Frustrating as it is to see late-night television lose one of its few persons of color, Larry Wilmore's termination by Comedy Central was pretty much inevitable.
Wilmore (above), whose last edition of The Nightly Show will air Thursday at 11:30 p.m. ET, has been a solid host for 18 months. He just didn't get enough viewers, which is a very bad thing in television and in this case is also the pretty-much-inevitable part.
The problem isn't that Wilmore is black. The problem is that Wilmore is not Stephen Colbert. Just as the problem for Trevor Noah, who hosts The Daily Show on Comedy Central at 11 p.m. ET, is that he's not the guy who preceded him, Jon Stewart.
Noah (above) remains on the job as we speak, but there's a lot of discussion in the TV biz about how long that will remain true. After almost a year on the air, Noah is getting less than half the number of 18- to 49-year-olds, the ones who matter to advertisers, that Stewart used to attract.
In Noah's case, some of that may be his own fault. He's smart and funny, but sometimes he comes off as a little too clever, the kid in the corner throwing off wisecracks.
He's good at that. But after years of Stewart's exasperated, bemused and incredulous Everyman behind the desk, Noah's style doesn't engender the same level of engagement.
Stewart's show got buzz. People talked about it the next day. In this era of ultra-fragmented television, that's the social media gold medal.
It doesn't diminish Noah's skills to say he hasn't gotten there yet. It does move Comedy Central away from where it was and where it would like to be again, which in turn explains why the network is rearranging some of the players.
Like, say, Larry Wilmore.
It's worth remembering that 17 years ago - which in modern technology terms might as well be the Paleolithic era - Comedy Central's niche in late-night TV was modest.
It was Craig Kilborn's Daily Show, a cheerful little boat bobbing along on the late-night river.
Then Stewart took over and while it's important to remember he never got anything like Johnny Carson-level numbers, he put The Daily Show into the center of the national media conversation.
How? Well, he blended strong comic skills with a massive amount of hard work on reporting and journalism.
Stewart constantly made a point of correcting anyone who called his Daily Show a news program, insisting it was just entertainment.

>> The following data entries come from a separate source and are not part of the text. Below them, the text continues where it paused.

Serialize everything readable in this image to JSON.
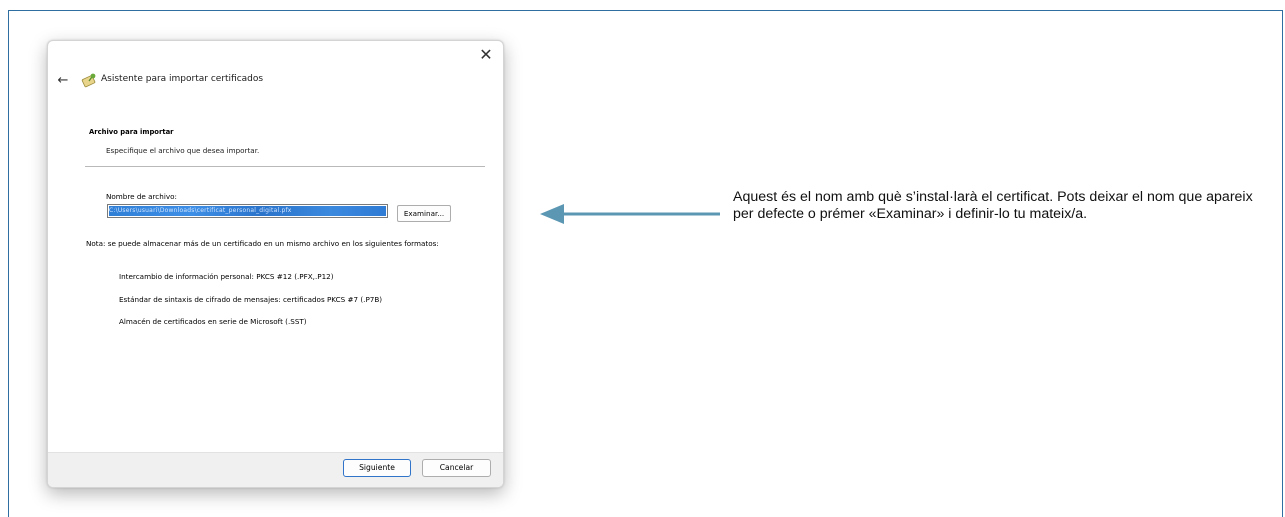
{
  "dialog": {
    "title": "Asistente para importar certificados",
    "close_glyph": "✕",
    "back_glyph": "←",
    "section_title": "Archivo para importar",
    "section_subtitle": "Especifique el archivo que desea importar.",
    "file_label": "Nombre de archivo:",
    "file_value": "C:\\Users\\usuari\\Downloads\\certificat_personal_digital.pfx",
    "browse_label": "Examinar...",
    "note": "Nota: se puede almacenar más de un certificado en un mismo archivo en los siguientes formatos:",
    "formats": [
      "Intercambio de información personal: PKCS #12 (.PFX,.P12)",
      "Estándar de sintaxis de cifrado de mensajes: certificados PKCS #7 (.P7B)",
      "Almacén de certificados en serie de Microsoft (.SST)"
    ],
    "next_label": "Siguiente",
    "cancel_label": "Cancelar"
  },
  "annotation": {
    "text": "Aquest és el nom amb què s’instal·larà el certificat. Pots deixar el nom que apareix per defecte o prémer «Examinar» i definir-lo tu mateix/a."
  },
  "colors": {
    "frame": "#2f6ea0",
    "arrow": "#5b97b3",
    "selection": "#2f7fd7",
    "primary_button_border": "#2f74c8"
  },
  "icons": {
    "wizard": "certificate-wizard-icon",
    "back": "back-arrow-icon",
    "close": "close-icon",
    "pointer": "left-arrow-pointer-icon"
  }
}
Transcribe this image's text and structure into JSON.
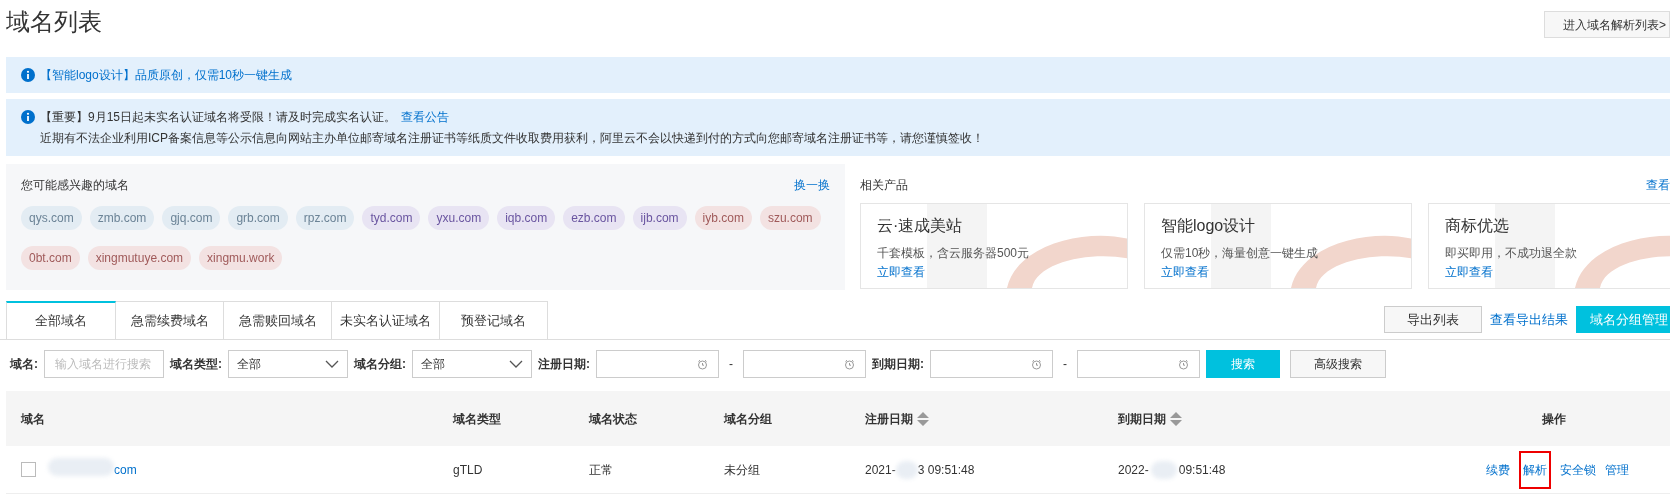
{
  "page_title": "域名列表",
  "header_button": "进入域名解析列表>",
  "notices": [
    {
      "parts": [
        {
          "text": "【智能logo设计】品质原创，仅需10秒一键生成",
          "link": true
        }
      ]
    },
    {
      "parts": [
        {
          "text": "【重要】9月15日起未实名认证域名将受限！请及时完成实名认证。",
          "link": false
        },
        {
          "text": "查看公告",
          "link": true
        }
      ],
      "detail": "近期有不法企业利用ICP备案信息等公示信息向网站主办单位邮寄域名注册证书等纸质文件收取费用获利，阿里云不会以快递到付的方式向您邮寄域名注册证书等，请您谨慎签收！"
    }
  ],
  "suggestions": {
    "title": "您可能感兴趣的域名",
    "refresh": "换一换",
    "tags": [
      {
        "label": "qys.com",
        "color": "#e3ecf3"
      },
      {
        "label": "zmb.com",
        "color": "#e3ecf3"
      },
      {
        "label": "gjq.com",
        "color": "#e3ecf3"
      },
      {
        "label": "grb.com",
        "color": "#e3ecf3"
      },
      {
        "label": "rpz.com",
        "color": "#e3ecf3"
      },
      {
        "label": "tyd.com",
        "color": "#e8e4f3"
      },
      {
        "label": "yxu.com",
        "color": "#e8e4f3"
      },
      {
        "label": "iqb.com",
        "color": "#e8e4f3"
      },
      {
        "label": "ezb.com",
        "color": "#e8e4f3"
      },
      {
        "label": "ijb.com",
        "color": "#e8e4f3"
      },
      {
        "label": "iyb.com",
        "color": "#f3e2e2"
      },
      {
        "label": "szu.com",
        "color": "#f3e2e2"
      },
      {
        "label": "0bt.com",
        "color": "#f3e2e2"
      },
      {
        "label": "xingmutuye.com",
        "color": "#f3e2e2"
      },
      {
        "label": "xingmu.work",
        "color": "#f3e2e2"
      }
    ]
  },
  "related": {
    "title": "相关产品",
    "more": "查看",
    "products": [
      {
        "name": "云·速成美站",
        "desc": "千套模板，含云服务器500元",
        "link": "立即查看"
      },
      {
        "name": "智能logo设计",
        "desc": "仅需10秒，海量创意一键生成",
        "link": "立即查看"
      },
      {
        "name": "商标优选",
        "desc": "即买即用，不成功退全款",
        "link": "立即查看"
      }
    ]
  },
  "tabs": [
    {
      "label": "全部域名",
      "selected": true
    },
    {
      "label": "急需续费域名",
      "selected": false
    },
    {
      "label": "急需赎回域名",
      "selected": false
    },
    {
      "label": "未实名认证域名",
      "selected": false
    },
    {
      "label": "预登记域名",
      "selected": false
    }
  ],
  "toolbar": {
    "export": "导出列表",
    "view_export": "查看导出结果",
    "group_manage": "域名分组管理"
  },
  "filters": {
    "domain_label": "域名:",
    "domain_placeholder": "输入域名进行搜索",
    "type_label": "域名类型:",
    "type_value": "全部",
    "group_label": "域名分组:",
    "group_value": "全部",
    "reg_label": "注册日期:",
    "exp_label": "到期日期:",
    "dash": "-",
    "search": "搜索",
    "advanced": "高级搜索"
  },
  "table": {
    "columns": [
      {
        "label": "域名",
        "kind": "plain"
      },
      {
        "label": "域名类型",
        "kind": "plain"
      },
      {
        "label": "域名状态",
        "kind": "plain"
      },
      {
        "label": "域名分组",
        "kind": "plain"
      },
      {
        "label": "注册日期",
        "kind": "sortable"
      },
      {
        "label": "到期日期",
        "kind": "sortable"
      },
      {
        "label": "操作",
        "kind": "plain"
      }
    ],
    "rows": [
      {
        "checked": false,
        "domain": "com",
        "type": "gTLD",
        "status": "正常",
        "group": "未分组",
        "reg_date": {
          "before": "2021-",
          "after": "3 09:51:48"
        },
        "exp_date": {
          "before": "2022-",
          "after": "09:51:48"
        },
        "actions": [
          {
            "label": "续费",
            "highlighted": false
          },
          {
            "label": "解析",
            "highlighted": true
          },
          {
            "label": "安全锁",
            "highlighted": false
          },
          {
            "label": "管理",
            "highlighted": false
          }
        ]
      }
    ]
  }
}
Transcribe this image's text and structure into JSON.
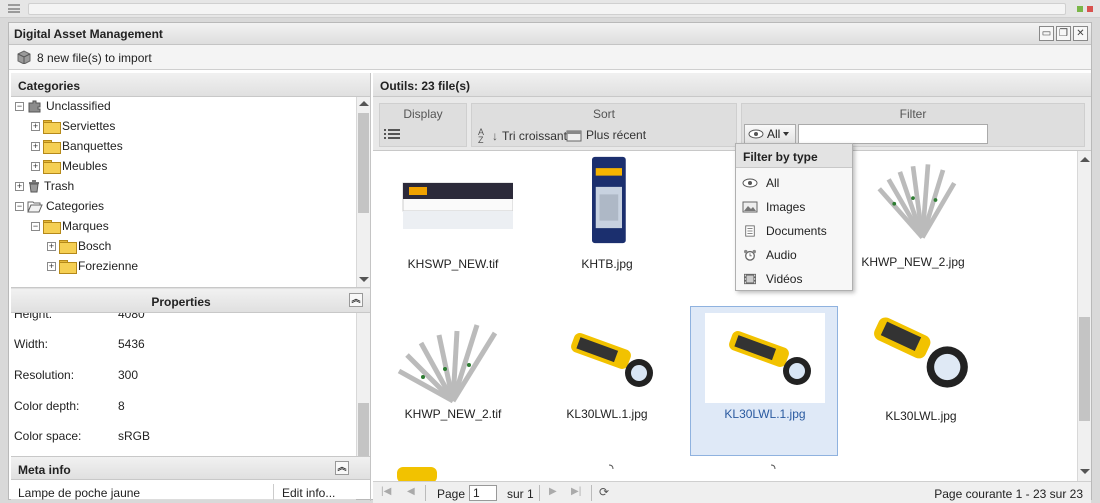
{
  "window": {
    "title": "Digital Asset Management"
  },
  "import_bar": {
    "text": "8 new file(s) to import"
  },
  "categories_panel": {
    "title": "Categories"
  },
  "tree": [
    {
      "label": "Unclassified",
      "level": 0
    },
    {
      "label": "Serviettes",
      "level": 1
    },
    {
      "label": "Banquettes",
      "level": 1
    },
    {
      "label": "Meubles",
      "level": 1
    },
    {
      "label": "Trash",
      "level": 0
    },
    {
      "label": "Categories",
      "level": 0
    },
    {
      "label": "Marques",
      "level": 1
    },
    {
      "label": "Bosch",
      "level": 2
    },
    {
      "label": "Forezienne",
      "level": 2
    }
  ],
  "properties_panel": {
    "title": "Properties"
  },
  "properties": [
    {
      "key": "Height:",
      "value": "4080"
    },
    {
      "key": "Width:",
      "value": "5436"
    },
    {
      "key": "Resolution:",
      "value": "300"
    },
    {
      "key": "Color depth:",
      "value": "8"
    },
    {
      "key": "Color space:",
      "value": "sRGB"
    }
  ],
  "meta_info": {
    "title": "Meta info",
    "first_value": "Lampe de poche jaune",
    "edit_label": "Edit info..."
  },
  "main": {
    "title": "Outils: 23 file(s)"
  },
  "toolbar": {
    "display_label": "Display",
    "sort_label": "Sort",
    "sort_alpha": "Tri croissant",
    "sort_recent": "Plus récent",
    "filter_label": "Filter",
    "filter_selected": "All"
  },
  "filter_menu": {
    "title": "Filter by type",
    "items": [
      "All",
      "Images",
      "Documents",
      "Audio",
      "Vidéos"
    ]
  },
  "files": [
    {
      "name": "KHSWP_NEW.tif"
    },
    {
      "name": "KHTB.jpg"
    },
    {
      "name": "KHWP_NEW_2.jpg"
    },
    {
      "name": "KHWP_NEW_2.tif"
    },
    {
      "name": "KL30LWL.1.jpg"
    },
    {
      "name": "KL30LWL.1.jpg"
    },
    {
      "name": "KL30LWL.jpg"
    }
  ],
  "pager": {
    "page_label": "Page",
    "page_value": "1",
    "of_label": "sur 1",
    "status": "Page courante 1 - 23 sur 23"
  }
}
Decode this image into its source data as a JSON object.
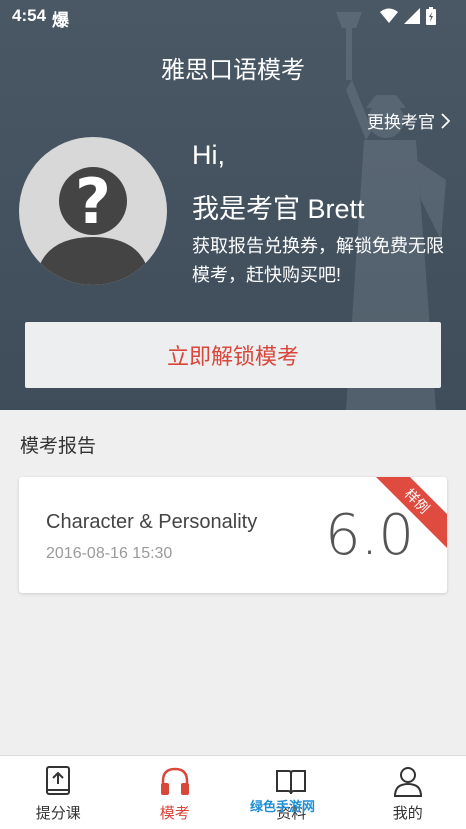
{
  "status": {
    "time": "4:54",
    "notif": "爆"
  },
  "header": {
    "title": "雅思口语模考",
    "change_examiner": "更换考官"
  },
  "examiner": {
    "hi": "Hi,",
    "intro": "我是考官 Brett",
    "desc": "获取报告兑换券，解锁免费无限模考，赶快购买吧!"
  },
  "unlock_button": "立即解锁模考",
  "reports": {
    "section_title": "模考报告",
    "items": [
      {
        "title": "Character & Personality",
        "date": "2016-08-16 15:30",
        "score": "6.0",
        "badge": "样例"
      }
    ]
  },
  "tabs": [
    {
      "label": "提分课",
      "icon": "book-up-icon"
    },
    {
      "label": "模考",
      "icon": "headphones-icon",
      "active": true
    },
    {
      "label": "资料",
      "icon": "open-book-icon"
    },
    {
      "label": "我的",
      "icon": "person-icon"
    }
  ],
  "watermark": "绿色手游网",
  "colors": {
    "accent": "#d9463a",
    "hero_bg": "#45525f"
  }
}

It wasn't.
In an era when an ever-growing crop of on-air personalities have interwoven entertainment and news so tightly that you need the Hubble telescope to see the line between them, Stewart took his place near the head of a table whose guests range from Bill O'Reilly to Rachel Maddow.
Then, as if Stewart's own success weren't enough of a win for Comedy Central, Stephen Colbert stepped up from Stewart's back bench to become a cult star himself.
Eventually Comedy Central put Stewart and Colbert back to back - which, again, didn't draw tens of millions of viewers, but did give the network two of TV's most recognizable late-night brands.
So when they both left at almost the same time, there was no way that balloon wasn't going to deflate.
The classic sports analogy is the Phil Bengston Problem, referring to the unlucky fellow who took over coaching the Green Bay Packers when the legendary Vince Lombardi retired. No matter what Phil accomplished, it was going to be compared to what Vince accomplished and found wanting.
It's instructive to note that two other alumni of Stewart's Daily Show, Samantha Bee (above) and John Oliver, have also gone on to do similarly formatted shows that, to this point, have been markedly successful.
Bee's Full Frontal just got reupped at TBS, while Oliver is signed to continue Last Week Tonight through next year at HBO and will very likely continue beyond that.
Oliver (above) was mentioned as a potential Daily Show successor when Stewart announced he was leaving, and while we don't know what might or might not have been said, you wonder if Oliver decided to stay at HBO in part because he figured he was better off not stepping into that long shadow.
Wilmore was obviously willing to take that gamble with Colbert's old slot, just as Noah took it with Stewart's.
For what it's worth, the big problem here very likely is the darkness of that shadow, not the darkness of either man's skin.
But while Comedy Central tries to jump-start things in the short run, let's not forget that television in the larger picture still does have serious unfinished late-night business with skin tone and gender.